Case in point, Nubank was able to leapfrog through digital bank innovation, riding on the extremely high credit card interest rates in Brazil (145% vs US’s 14%) and poor customer service of large incumbents. 

 

#2: Build first product with attractive (instead of perfect) first feature, add on great customer experience

Customer experience can come in the forms of quality, speed and savings. For example, Ant Group, Mybank’s major shareholder, provides instant access to funds: “ 3 minutes application, 1 second access to funds, 0 human intervention”. 

 

#3: Build more features on top to form an ecosystem in itself 

Regardless of the starting point – either as a digital bank (e.g.: Tinkoff, Nubank), or as the banking subsidiary of a diversified tech player (e.g.: Mybank, Webank, Kakao Bank), we believe a digital bank has to form an ecosystem, a closed-loop customer retention cycle. 

Here, there are two ways to expand (features) fast: 

First, through strong partnerships (e.g.: Tinkoff). 

 

Second, leverage on own / parent’s use cases (e.g.: Mybank with Ant group and Alibaba’s ecosystem). 

 

#4: Support customer journey with focus on tech, data, people and culture 

Data is often highlighted as the new oil, for many sectors including digital banks. 

In more successful digital-only banks highlighted in the report, data is often not something that hundreds of PhDs and data scientists play with. Rather, they serve specific purposes including efficiency, risk control and customer targeting

No rocket science, though the clarity of such purpose and the smooth execution are often what differentiates a better digital only bank than their mediocre peers, especially over the long term when effects of venture funding wear off. 

Many emerging tech companies / digital banks (e.g.: Nubank) have a culture that resembles large tech companies in their earlier days (e.g.: Amazon, Netflix). 

Nubank took learnings from culture of Silicon Valley tech companies (and executed well) 

 

Ultimately, profit is achievable, with strong use cases, ecosystem and scale. Again, no rocket science here – just clarity of vision, good team, and great execution, which translate into customer experience, and shareholder value. 

 

Conclusion

While we have seen efforts to exactly replicate Nubank or Tinkoff in part of Southeast Asia,  we have to caution that the circumstances are very different and the exact experiences are not replicable. 

Moving forward, large incumbent banks and big consumer tech companies will probably lead the digital bank scene in Southeast Asia, as they carry a lot of advantages a replica of Nubank will never have in this region. 

Access the report 

You can get the above and more from a copy of the Decoding digital banks – best practices report here.  

Finally, we will be conducting a briefing to answer further questions you have. Subscribe to TheLowDown newsletter (link on the right) to get informed about the date and registration details once they become available. 

As usual, we welcome burning questions, enquiries and sharing at hello@mworks.asia.

See you at the briefing. 

Thanks for reading The Low Down (TLD), the blog by the team at Momentum Works.

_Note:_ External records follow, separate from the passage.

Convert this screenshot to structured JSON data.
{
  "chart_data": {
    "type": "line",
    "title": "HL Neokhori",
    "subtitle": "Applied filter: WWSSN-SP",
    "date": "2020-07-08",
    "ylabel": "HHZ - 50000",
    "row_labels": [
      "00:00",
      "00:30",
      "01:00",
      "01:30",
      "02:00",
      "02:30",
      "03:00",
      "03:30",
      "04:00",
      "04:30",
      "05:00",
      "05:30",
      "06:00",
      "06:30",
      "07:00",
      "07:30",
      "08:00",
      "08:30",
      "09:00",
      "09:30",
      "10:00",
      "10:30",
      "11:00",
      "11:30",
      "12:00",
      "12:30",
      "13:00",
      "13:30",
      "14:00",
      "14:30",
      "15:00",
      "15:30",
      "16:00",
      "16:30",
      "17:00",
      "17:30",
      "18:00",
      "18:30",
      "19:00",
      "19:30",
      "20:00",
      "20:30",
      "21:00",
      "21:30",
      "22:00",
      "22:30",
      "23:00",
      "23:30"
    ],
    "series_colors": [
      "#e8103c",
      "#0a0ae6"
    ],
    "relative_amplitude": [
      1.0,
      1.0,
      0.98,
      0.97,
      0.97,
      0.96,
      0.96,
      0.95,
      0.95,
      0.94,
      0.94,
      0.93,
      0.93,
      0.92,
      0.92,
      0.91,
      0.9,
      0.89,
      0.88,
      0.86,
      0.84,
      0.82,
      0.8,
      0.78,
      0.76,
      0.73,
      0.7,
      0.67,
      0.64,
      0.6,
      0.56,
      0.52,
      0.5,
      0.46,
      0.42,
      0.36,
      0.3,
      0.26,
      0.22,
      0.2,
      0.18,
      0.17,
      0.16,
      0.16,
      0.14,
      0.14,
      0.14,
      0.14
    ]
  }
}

Got a different perspective or have a burning opinion to share? Let us know at hello@mworks.asia.